Senate approves Bumstead Promise Zones legislation benefiting Muskegon, Newaygo County students

Senate approves Bumstead Promise Zones legislation benefiting Muskegon, Newaygo County students

LANSING, Mich. — The state Senate on Thursday approved legislation sponsored by state Sen. Jon Bumstead that would provide flexibility and access to student scholarships for Michigan’s Promise Zones.

“These reforms would allow Promise Zone Authorities to make decisions that will benefit the individual needs of students within that zone,” said Bumstead, R-Newaygo. “I think we’ve found that, while being a simpler route, blanket policies simply don’t meet the unique needs of students in different areas of the state.”

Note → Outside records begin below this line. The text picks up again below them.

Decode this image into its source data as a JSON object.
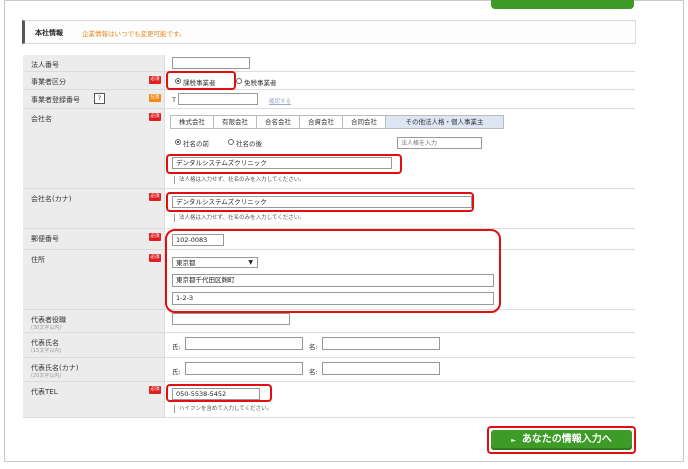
{
  "header": {
    "title": "本社情報",
    "note": "企業情報はいつでも変更可能です。"
  },
  "badges": {
    "required": "必須",
    "optional": "任意"
  },
  "help_mark": "?",
  "rows": {
    "corp_no": {
      "label": "法人番号",
      "value": ""
    },
    "business_type": {
      "label": "事業者区分",
      "options": [
        "課税事業者",
        "免税事業者"
      ],
      "selected": "課税事業者"
    },
    "reg_no": {
      "label": "事業者登録番号",
      "prefix": "T",
      "value": "",
      "link": "確認する"
    },
    "company": {
      "label": "会社名",
      "tabs": [
        "株式会社",
        "有限会社",
        "合名会社",
        "合資会社",
        "合同会社",
        "その他法人格・個人事業主"
      ],
      "position_options": [
        "社名の前",
        "社名の後"
      ],
      "position_selected": "社名の前",
      "legal_placeholder": "法人格を入力",
      "value": "デンタルシステムズクリニック",
      "hint": "法人格は入力せず、社名のみを入力してください。"
    },
    "company_kana": {
      "label": "会社名(カナ)",
      "value": "デンタルシステムズクリニック",
      "hint": "法人格は入力せず、社名のみを入力してください。"
    },
    "postal": {
      "label": "郵便番号",
      "value": "102-0083"
    },
    "address": {
      "label": "住所",
      "prefecture": "東京都",
      "city": "東京都千代田区麹町",
      "street": "1-2-3"
    },
    "rep_title": {
      "label": "代表者役職",
      "sub": "(30文字以内)",
      "value": ""
    },
    "rep_name": {
      "label": "代表氏名",
      "sub": "(15文字以内)",
      "last_label": "氏:",
      "first_label": "名:",
      "last": "",
      "first": ""
    },
    "rep_kana": {
      "label": "代表氏名(カナ)",
      "sub": "(20文字以内)",
      "last_label": "氏:",
      "first_label": "名:",
      "last": "",
      "first": ""
    },
    "rep_tel": {
      "label": "代表TEL",
      "value": "050-5538-5452",
      "hint": "ハイフンを含めて入力してください。"
    }
  },
  "next_button": "あなたの情報入力へ",
  "colors": {
    "highlight": "#e01010",
    "button": "#3e9b28",
    "required_badge": "#e02020",
    "optional_badge": "#f08a1a"
  }
}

The Michigan Promise Zone Authority Act provides for scholarships to students who live and graduate from a high school located within the boundaries of a Promise Zone. The scholarships allow for students to pursue higher education while lessening their financial burden.

Promise Zones have three funding sources: the federal Pell Grant or other need-based aid, private contributions and revenues from the state tax capture mechanism. Michigan statute currently allows for 15 communities to have Promise Zones.

Currently, the Michigan Promise Zone Authority Act covers the cost of “qualified educational expenses” for students. Under the current definition, qualified educational expenses cover costs on top of tuition for expenses of books, supplies and equipment required for courses.

Senate Bill 1052 would modify what is considered a “qualified educational expense” and would make the cost of books, supplies and other equipment optional expenses that a Promise Zone Authority can cover if they choose to.

“Current law includes mandates from Lansing that take away dollars that could be going toward giving more Muskegon and Newaygo County students tuition scholarships,” Bumstead said. “Giving each Promise Zone Authority the choice to include additional costs covered on top of tuition allows each zone to be more autonomous and effective in meeting the needs of students in their community.”

The legislation now moves to the House of Representatives for further consideration.


Skip to content